Graham Reid | | <1 min read
This one has risen without a trace which is disappointing -- and also somewhat of a surprise given it picked up Canada's Polaris Music Award late last year (beating Arcade Fire's Neon Bible and the Feist album The Reminder -- both Elsewhere-listed) and Patrick Watson (the name of the singer-songwriter but also this Montreal-based band) were nominated in the Juno awards for best new artist.
Given that they also appear on that lovely Ma Fleur album by Cinematic Orchestra (which was also an Elsewhere favourite last year) and have toured with the likes of John Cale and had a track in a recent episode of Grey's Anatomy you'd think reviewers here would have been crawling over themselves to get a copy of this one.
But apparently not, it seems. Patrick Watson should appeal to the more chipper end of the Arcade Fire demographic as they make great heartfelt and dramatic pop, but also manage to get intimate.
Singer Watson not only invites comparisons with Jeff Buckley but it would be fair to say that sometimes you couldn't tell them apart.

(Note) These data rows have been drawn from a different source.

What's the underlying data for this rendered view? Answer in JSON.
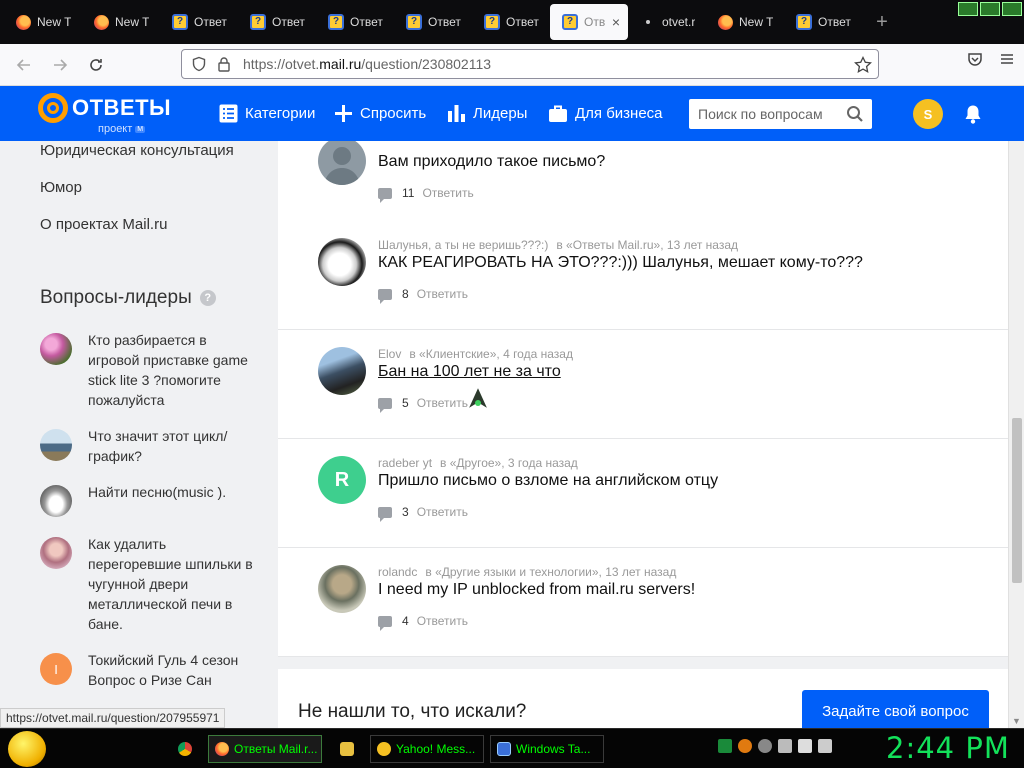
{
  "browser": {
    "tabs": [
      {
        "title": "New T",
        "icon": "firefox-icon",
        "active": false
      },
      {
        "title": "New T",
        "icon": "firefox-icon",
        "active": false
      },
      {
        "title": "Ответ",
        "icon": "otvety-icon",
        "active": false
      },
      {
        "title": "Ответ",
        "icon": "otvety-icon",
        "active": false
      },
      {
        "title": "Ответ",
        "icon": "otvety-icon",
        "active": false
      },
      {
        "title": "Ответ",
        "icon": "otvety-icon",
        "active": false
      },
      {
        "title": "Ответ",
        "icon": "otvety-icon",
        "active": false
      },
      {
        "title": "Отв",
        "icon": "otvety-icon",
        "active": true
      },
      {
        "title": "otvet.r",
        "icon": "dot-icon",
        "active": false
      },
      {
        "title": "New T",
        "icon": "firefox-icon",
        "active": false
      },
      {
        "title": "Ответ",
        "icon": "otvety-icon",
        "active": false
      }
    ],
    "close_glyph": "×",
    "newtab_glyph": "+",
    "url_prefix": "https://otvet.",
    "url_host": "mail.ru",
    "url_path": "/question/230802113"
  },
  "header": {
    "logo_text": "ОТВЕТЫ",
    "logo_sub": "проект",
    "logo_badge": "М",
    "nav": [
      {
        "label": "Категории",
        "icon": "list-icon"
      },
      {
        "label": "Спросить",
        "icon": "plus-icon"
      },
      {
        "label": "Лидеры",
        "icon": "bar-chart-icon"
      },
      {
        "label": "Для бизнеса",
        "icon": "briefcase-icon"
      }
    ],
    "search_placeholder": "Поиск по вопросам",
    "avatar_letter": "S"
  },
  "sidebar": {
    "links": [
      "Юридическая консультация",
      "Юмор",
      "О проектах Mail.ru"
    ],
    "leaders_heading": "Вопросы-лидеры",
    "help_glyph": "?",
    "leaders": [
      {
        "text": "Кто разбирается в игровой приставке game stick lite 3 ?помогите пожалуйста",
        "pic": "flowers"
      },
      {
        "text": "Что значит этот цикл/график?",
        "pic": "landscape"
      },
      {
        "text": "Найти песню(music ).",
        "pic": "car"
      },
      {
        "text": "Как удалить перегоревшие шпильки в чугунной двери металлической печи в бане.",
        "pic": "portrait"
      },
      {
        "text": "Токийский Гуль 4 сезон Вопрос о Ризе Сан",
        "pic": "letter",
        "letter": "I"
      }
    ]
  },
  "feed": {
    "questions": [
      {
        "author": "",
        "category": "",
        "ago": "",
        "title": "Вам приходило такое письмо?",
        "answers": "11",
        "reply": "Ответить",
        "avatar": "default",
        "underline": false
      },
      {
        "author": "Шалунья, а ты не веришь???:)",
        "category": "в «Ответы Mail.ru»,",
        "ago": "13 лет назад",
        "title": "КАК РЕАГИРОВАТЬ НА ЭТО???:))) Шалунья, мешает кому-то???",
        "answers": "8",
        "reply": "Ответить",
        "avatar": "cat",
        "underline": false
      },
      {
        "author": "Elov",
        "category": "в «Клиентские»,",
        "ago": "4 года назад",
        "title": "Бан на 100 лет не за что",
        "answers": "5",
        "reply": "Ответить",
        "avatar": "rock",
        "underline": true
      },
      {
        "author": "radeber yt",
        "category": "в «Другое»,",
        "ago": "3 года назад",
        "title": "Пришло письмо о взломе на английском отцу",
        "answers": "3",
        "reply": "Ответить",
        "avatar": "letter",
        "letter": "R",
        "underline": false
      },
      {
        "author": "rolandc",
        "category": "в «Другие языки и технологии»,",
        "ago": "13 лет назад",
        "title": "I need my IP unblocked from mail.ru servers!",
        "answers": "4",
        "reply": "Ответить",
        "avatar": "man",
        "underline": false
      }
    ],
    "not_found_text": "Не нашли то, что искали?",
    "ask_button": "Задайте свой вопрос"
  },
  "status_url": "https://otvet.mail.ru/question/207955971",
  "taskbar": {
    "items": [
      {
        "label": "",
        "icon": "chrome-icon"
      },
      {
        "label": "Ответы Mail.r...",
        "icon": "firefox-icon",
        "active": true
      },
      {
        "label": "",
        "icon": "folder-icon"
      },
      {
        "label": "Yahoo! Mess...",
        "icon": "yahoo-messenger-icon"
      },
      {
        "label": "Windows Ta...",
        "icon": "task-manager-icon"
      }
    ],
    "clock": "2:44 PM"
  },
  "colors": {
    "brand_blue": "#005ff9",
    "logo_orange": "#ff9e00",
    "clock_green": "#13e25a"
  }
}
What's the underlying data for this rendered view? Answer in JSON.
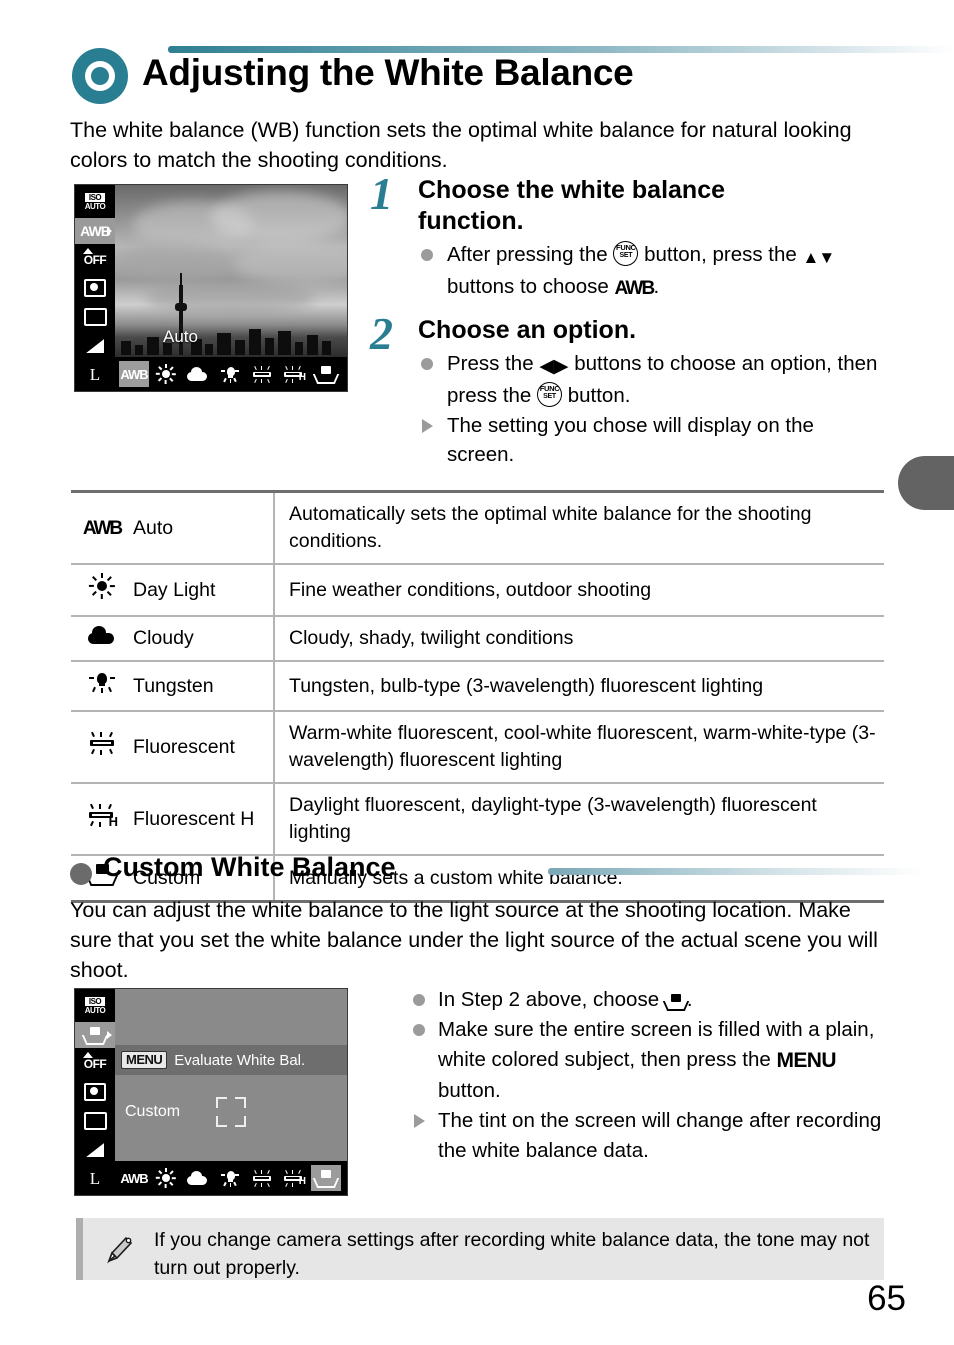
{
  "header": {
    "title": "Adjusting the White Balance",
    "icon": "circle-ring-icon"
  },
  "intro": "The white balance (WB) function sets the optimal white balance for natural looking colors to match the shooting conditions.",
  "camera_screen_1": {
    "rail_icons": [
      "iso-auto-icon",
      "awb-icon",
      "flash-off-icon",
      "metering-icon",
      "drive-frame-icon",
      "compression-wedge-icon",
      "image-size-l-icon"
    ],
    "iso_label_top": "ISO",
    "iso_label_bottom": "AUTO",
    "awb_label": "AWB",
    "flash_off_label": "OFF",
    "size_label": "L",
    "mode_label": "Auto",
    "strip_items": [
      "AWB",
      "day-light-icon",
      "cloudy-icon",
      "tungsten-icon",
      "fluorescent-icon",
      "fluorescent-h-icon",
      "custom-wb-icon"
    ],
    "selected_index": 0
  },
  "steps": [
    {
      "number": "1",
      "heading": "Choose the white balance function.",
      "bullets": [
        {
          "marker": "dot",
          "parts": [
            "After pressing the ",
            "FUNC-SET-button",
            " button, press the ",
            "up-down-arrows",
            " buttons to choose ",
            "AWB-glyph",
            "."
          ]
        }
      ]
    },
    {
      "number": "2",
      "heading": "Choose an option.",
      "bullets": [
        {
          "marker": "dot",
          "parts": [
            "Press the ",
            "left-right-arrows",
            " buttons to choose an option, then press the ",
            "FUNC-SET-button",
            " button."
          ]
        },
        {
          "marker": "triangle",
          "parts": [
            "The setting you chose will display on the screen."
          ]
        }
      ]
    }
  ],
  "step_text": {
    "s1_head_line1": "Choose the white balance",
    "s1_head_line2": "function.",
    "s1_b1_a": "After pressing the",
    "s1_b1_b": "button, press the",
    "s1_b1_c": "buttons to choose",
    "s1_b1_d": ".",
    "s2_head": "Choose an option.",
    "s2_b1_a": "Press the",
    "s2_b1_b": "buttons to choose an option,",
    "s2_b1_c": "then press the",
    "s2_b1_d": "button.",
    "s2_b2": "The setting you chose will display on the screen.",
    "func_top": "FUNC",
    "func_bottom": "SET",
    "up_down": "▲▼",
    "left_right": "◀▶",
    "awb": "AWB"
  },
  "table": {
    "rows": [
      {
        "icon": "awb-icon",
        "name": "Auto",
        "desc": "Automatically sets the optimal white balance for the shooting conditions."
      },
      {
        "icon": "day-light-icon",
        "name": "Day Light",
        "desc": "Fine weather conditions, outdoor shooting"
      },
      {
        "icon": "cloudy-icon",
        "name": "Cloudy",
        "desc": "Cloudy, shady, twilight conditions"
      },
      {
        "icon": "tungsten-icon",
        "name": "Tungsten",
        "desc": "Tungsten, bulb-type (3-wavelength) fluorescent lighting"
      },
      {
        "icon": "fluorescent-icon",
        "name": "Fluorescent",
        "desc": "Warm-white fluorescent, cool-white fluorescent, warm-white-type (3-wavelength) fluorescent lighting"
      },
      {
        "icon": "fluorescent-h-icon",
        "name": "Fluorescent H",
        "desc": "Daylight fluorescent, daylight-type (3-wavelength) fluorescent lighting"
      },
      {
        "icon": "custom-wb-icon",
        "name": "Custom",
        "desc": "Manually sets a custom white balance."
      }
    ],
    "awb_text": "AWB",
    "fluorescent_h_letter": "H"
  },
  "subsection": {
    "title": "Custom White Balance",
    "body": "You can adjust the white balance to the light source at the shooting location. Make sure that you set the white balance under the light source of the actual scene you will shoot."
  },
  "camera_screen_2": {
    "iso_label_top": "ISO",
    "iso_label_bottom": "AUTO",
    "flash_off_label": "OFF",
    "size_label": "L",
    "menu_chip": "MENU",
    "menu_text": "Evaluate White Bal.",
    "mode_label": "Custom",
    "strip_items": [
      "AWB",
      "day-light-icon",
      "cloudy-icon",
      "tungsten-icon",
      "fluorescent-icon",
      "fluorescent-h-icon",
      "custom-wb-icon"
    ],
    "selected_index": 6,
    "strip_awb_text": "AWB"
  },
  "custom_steps": {
    "b1_a": "In Step 2 above, choose",
    "b1_b": ".",
    "b2_a": "Make sure the entire screen is filled with a plain, white colored subject, then press the",
    "b2_menu": "MENU",
    "b2_b": "button.",
    "b3": "The tint on the screen will change after recording the white balance data."
  },
  "note": {
    "icon": "pencil-icon",
    "text": "If you change camera settings after recording white balance data, the tone may not turn out properly."
  },
  "page_number": "65",
  "colors": {
    "accent_teal": "#2a7e92",
    "rule_gray": "#b4b4b4",
    "note_bg": "#e6e6e6",
    "bullet_gray": "#9b9b9b",
    "side_tab": "#636363"
  }
}
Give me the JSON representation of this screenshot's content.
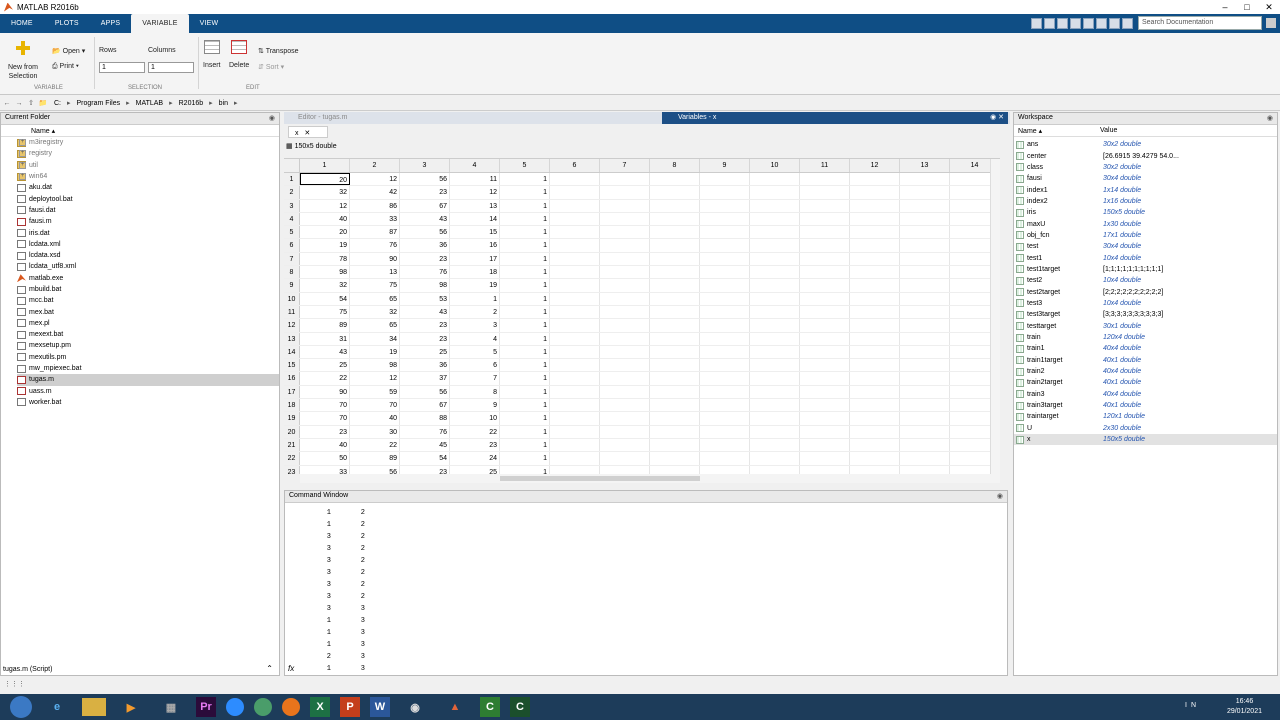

He has a powerful and emotional upper register and writes songs which don't grip immediately but just keep coming back to you.
This strong, diverse and quite astonishing album will obviously have detractors who can't hear past the Buckley or Rufus Wainwright connections -- but that shouldn't put you off checking out this one.
After all can the critics/writers/radio people on the jury of the Polaris award be that far wrong?